They were reintroduced about 40 years ago when imported falconers’ birds escaped or were deliberately released.
The latest incident follows several bird poisonings in the area in recent years.
Seven years ago, police and RSPB Scotland officers raided an estate in Peeblesshire’s Manor Valley where they found the remains of 22 buzzards, a tawny owl, a goshawk and a heron, the largest number of dead birds recovered in Scotland by wildlife protection teams in a single search.
Four years ago, a female golden eagle was found poisoned on another estate near Peebles.
The latest Scottish Government figures show 22 of the 32 deliberate poisonings in Scotland last year were of birds of prey – 13 buzzards (two in the Borders), seven red kites and four golden eagles. This is the first reported case of a nest has being shot at.
Goshawks, like other birds of prey, are protected under the Wildlife and Countryside Act.
They build large nests in quiet forests and return to the same nesting area each year. The secretive raptors eat birds and small animals. About two thirds of their prey are thought to be crows, rooks and pigeons.
It is their reputation for taking gamebirds that provokes persecution.
Councillor Logan says police treat wildlife crime seriously.
He recently met Detective Inspector Brian Stuart, the head of the wildlife crime unit, and said: “He was very well briefed on all the crimes in the Borders with which I was familiar and I was left confident that these crimes would be pursued vigorously.

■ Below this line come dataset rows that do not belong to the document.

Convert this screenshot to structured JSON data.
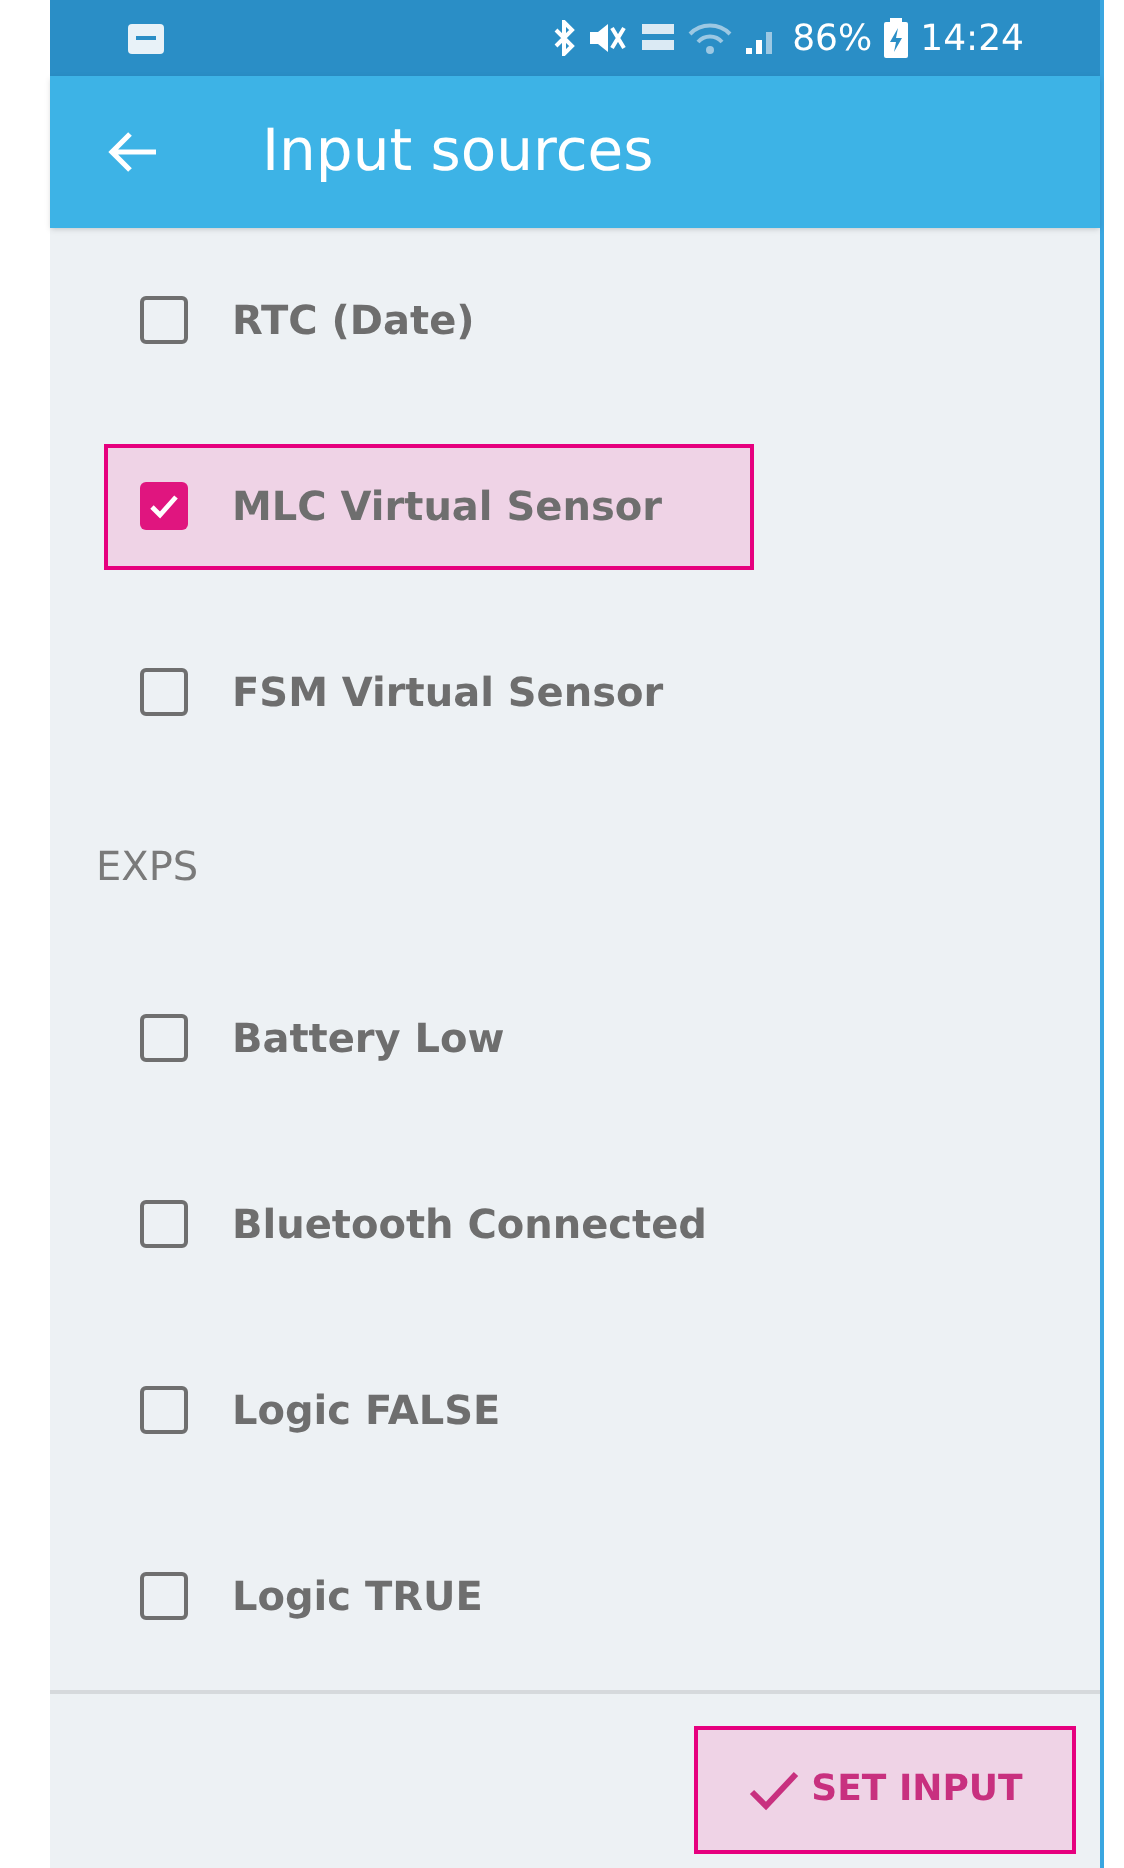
{
  "status_bar": {
    "battery": "86%",
    "time": "14:24"
  },
  "app_bar": {
    "title": "Input sources"
  },
  "list": [
    {
      "kind": "option",
      "label": "RTC (Date)",
      "checked": false,
      "highlighted": false
    },
    {
      "kind": "option",
      "label": "MLC Virtual Sensor",
      "checked": true,
      "highlighted": true
    },
    {
      "kind": "option",
      "label": "FSM Virtual Sensor",
      "checked": false,
      "highlighted": false
    },
    {
      "kind": "header",
      "label": "EXPS"
    },
    {
      "kind": "option",
      "label": "Battery Low",
      "checked": false,
      "highlighted": false
    },
    {
      "kind": "option",
      "label": "Bluetooth Connected",
      "checked": false,
      "highlighted": false
    },
    {
      "kind": "option",
      "label": "Logic FALSE",
      "checked": false,
      "highlighted": false
    },
    {
      "kind": "option",
      "label": "Logic TRUE",
      "checked": false,
      "highlighted": false
    }
  ],
  "action_button": {
    "label": "SET INPUT",
    "highlighted": true
  }
}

“As the police board member with special responsibility for wildlife crime, I am confident the police regard wildlife crime as just as important as any other crime.”